Corn and other "compostable" bioplastics aren't as green as you'd think. Most don't break down in a conventional compost bin and end up in the landfill where they don't decompose at all. Researchers at the Imperial College of London are about to change the bioplastics game, developing a truly compostable cup.
Individuals would be able to compost these new, sugar-based cups in their home bins. The glucose molecules that make up the plastic would react with moisture over time and break down into harmless components.
Another big concern with corn-based plastics is its effect on the food supply. Rather than tapping food sources like sugar beets, the sugar for this new plastic comes from trees and grasses or even from agricultural and food waste. Dr. Charlotte Williams, who is heading up the research, calls these non-food sources the technology's "key breakthrough."
Not only does their sugar plastic address the food issue, it uses far less energy and water than current bioplastics.
The one thing I wonder about this new plastic is how much land it would take to grow enough trees and grasses for large scale production. Whether they're food crops or not if it takes vast amounts of land to meet demand, it would pose its own problems. I'd hate to see us cutting down forests in order to grow plants for plastic production.

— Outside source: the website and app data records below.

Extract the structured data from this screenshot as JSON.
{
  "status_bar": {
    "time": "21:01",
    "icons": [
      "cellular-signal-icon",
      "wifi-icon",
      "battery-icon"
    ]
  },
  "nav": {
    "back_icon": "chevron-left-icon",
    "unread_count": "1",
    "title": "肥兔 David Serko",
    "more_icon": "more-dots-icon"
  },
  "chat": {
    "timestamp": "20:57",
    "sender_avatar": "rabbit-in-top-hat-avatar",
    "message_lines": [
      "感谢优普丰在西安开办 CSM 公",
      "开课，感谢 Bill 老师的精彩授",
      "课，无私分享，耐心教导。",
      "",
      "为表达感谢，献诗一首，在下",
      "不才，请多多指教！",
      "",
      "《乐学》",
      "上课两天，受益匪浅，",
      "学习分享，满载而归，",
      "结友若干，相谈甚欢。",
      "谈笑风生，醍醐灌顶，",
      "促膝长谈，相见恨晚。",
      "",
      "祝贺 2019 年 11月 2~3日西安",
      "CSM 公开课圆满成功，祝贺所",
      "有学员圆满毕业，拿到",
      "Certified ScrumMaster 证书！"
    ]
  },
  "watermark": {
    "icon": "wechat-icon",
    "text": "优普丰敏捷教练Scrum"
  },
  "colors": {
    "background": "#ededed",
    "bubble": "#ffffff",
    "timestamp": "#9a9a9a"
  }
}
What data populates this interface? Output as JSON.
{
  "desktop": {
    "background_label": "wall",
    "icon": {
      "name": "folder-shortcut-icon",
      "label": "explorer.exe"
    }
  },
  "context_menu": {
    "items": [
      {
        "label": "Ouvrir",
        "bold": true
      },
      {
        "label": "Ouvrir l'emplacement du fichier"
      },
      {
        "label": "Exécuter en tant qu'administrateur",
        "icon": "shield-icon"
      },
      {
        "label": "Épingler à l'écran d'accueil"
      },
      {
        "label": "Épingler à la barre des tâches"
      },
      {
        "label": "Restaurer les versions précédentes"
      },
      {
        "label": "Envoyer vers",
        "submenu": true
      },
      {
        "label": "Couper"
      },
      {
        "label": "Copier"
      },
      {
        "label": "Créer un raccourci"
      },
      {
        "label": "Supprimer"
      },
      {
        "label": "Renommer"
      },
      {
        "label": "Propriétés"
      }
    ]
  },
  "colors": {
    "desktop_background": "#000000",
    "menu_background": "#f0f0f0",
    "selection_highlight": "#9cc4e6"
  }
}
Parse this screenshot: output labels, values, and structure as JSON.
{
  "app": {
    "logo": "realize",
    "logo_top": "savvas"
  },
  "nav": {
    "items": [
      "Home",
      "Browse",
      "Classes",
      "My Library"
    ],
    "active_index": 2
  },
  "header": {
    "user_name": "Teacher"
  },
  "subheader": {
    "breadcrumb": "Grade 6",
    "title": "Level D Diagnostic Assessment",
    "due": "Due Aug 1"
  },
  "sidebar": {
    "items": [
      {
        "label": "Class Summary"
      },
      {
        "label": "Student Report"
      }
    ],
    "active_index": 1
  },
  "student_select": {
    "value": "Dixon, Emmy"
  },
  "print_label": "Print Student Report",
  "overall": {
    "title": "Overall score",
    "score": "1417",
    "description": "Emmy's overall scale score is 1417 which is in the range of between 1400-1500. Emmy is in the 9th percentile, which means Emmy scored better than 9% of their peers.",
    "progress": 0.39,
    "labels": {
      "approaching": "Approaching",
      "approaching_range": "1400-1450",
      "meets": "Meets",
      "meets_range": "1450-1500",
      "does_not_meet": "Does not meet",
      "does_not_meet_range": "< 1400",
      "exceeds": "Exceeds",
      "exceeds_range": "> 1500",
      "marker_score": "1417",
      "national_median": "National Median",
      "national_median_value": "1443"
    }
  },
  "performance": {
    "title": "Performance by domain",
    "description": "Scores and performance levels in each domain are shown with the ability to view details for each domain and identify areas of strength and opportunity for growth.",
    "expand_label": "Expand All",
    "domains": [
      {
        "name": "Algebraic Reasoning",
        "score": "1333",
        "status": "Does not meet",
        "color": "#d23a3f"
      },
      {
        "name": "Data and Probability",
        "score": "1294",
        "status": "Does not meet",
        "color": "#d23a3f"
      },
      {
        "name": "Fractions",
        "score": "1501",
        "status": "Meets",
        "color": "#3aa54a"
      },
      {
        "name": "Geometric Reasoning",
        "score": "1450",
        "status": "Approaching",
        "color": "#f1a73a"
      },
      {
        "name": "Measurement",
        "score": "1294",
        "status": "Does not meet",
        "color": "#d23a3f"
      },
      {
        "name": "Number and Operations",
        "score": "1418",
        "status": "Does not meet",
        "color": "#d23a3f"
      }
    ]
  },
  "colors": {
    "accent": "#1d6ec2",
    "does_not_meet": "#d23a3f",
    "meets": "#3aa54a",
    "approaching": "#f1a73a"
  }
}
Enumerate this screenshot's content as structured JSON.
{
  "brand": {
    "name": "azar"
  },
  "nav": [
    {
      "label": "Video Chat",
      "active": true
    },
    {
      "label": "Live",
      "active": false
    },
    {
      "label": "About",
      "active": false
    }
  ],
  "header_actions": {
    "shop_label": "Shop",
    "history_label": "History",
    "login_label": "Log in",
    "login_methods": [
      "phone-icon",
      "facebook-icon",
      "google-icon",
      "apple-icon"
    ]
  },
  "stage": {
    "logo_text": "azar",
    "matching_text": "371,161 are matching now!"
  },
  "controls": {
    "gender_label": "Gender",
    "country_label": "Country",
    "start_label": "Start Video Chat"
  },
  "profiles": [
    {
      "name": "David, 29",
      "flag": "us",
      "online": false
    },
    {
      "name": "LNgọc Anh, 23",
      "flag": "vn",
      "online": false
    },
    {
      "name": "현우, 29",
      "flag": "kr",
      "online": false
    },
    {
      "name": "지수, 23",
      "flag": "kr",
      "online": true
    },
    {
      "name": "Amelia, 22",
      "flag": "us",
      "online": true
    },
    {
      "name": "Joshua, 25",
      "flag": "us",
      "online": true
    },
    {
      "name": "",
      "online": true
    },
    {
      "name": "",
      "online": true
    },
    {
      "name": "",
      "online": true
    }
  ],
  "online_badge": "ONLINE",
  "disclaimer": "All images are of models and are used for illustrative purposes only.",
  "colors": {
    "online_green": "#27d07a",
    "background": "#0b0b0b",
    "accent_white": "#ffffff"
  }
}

Williams and her team are now developing "specific material characteristics" for different applications, like food packaging and medical uses. Working with some commerical partners, they say the sugar plastic is about two to five years away from being available on the market. In the meantime, maybe the best solution for drinking on the go is to bring your own, ultra cool, reusable cup?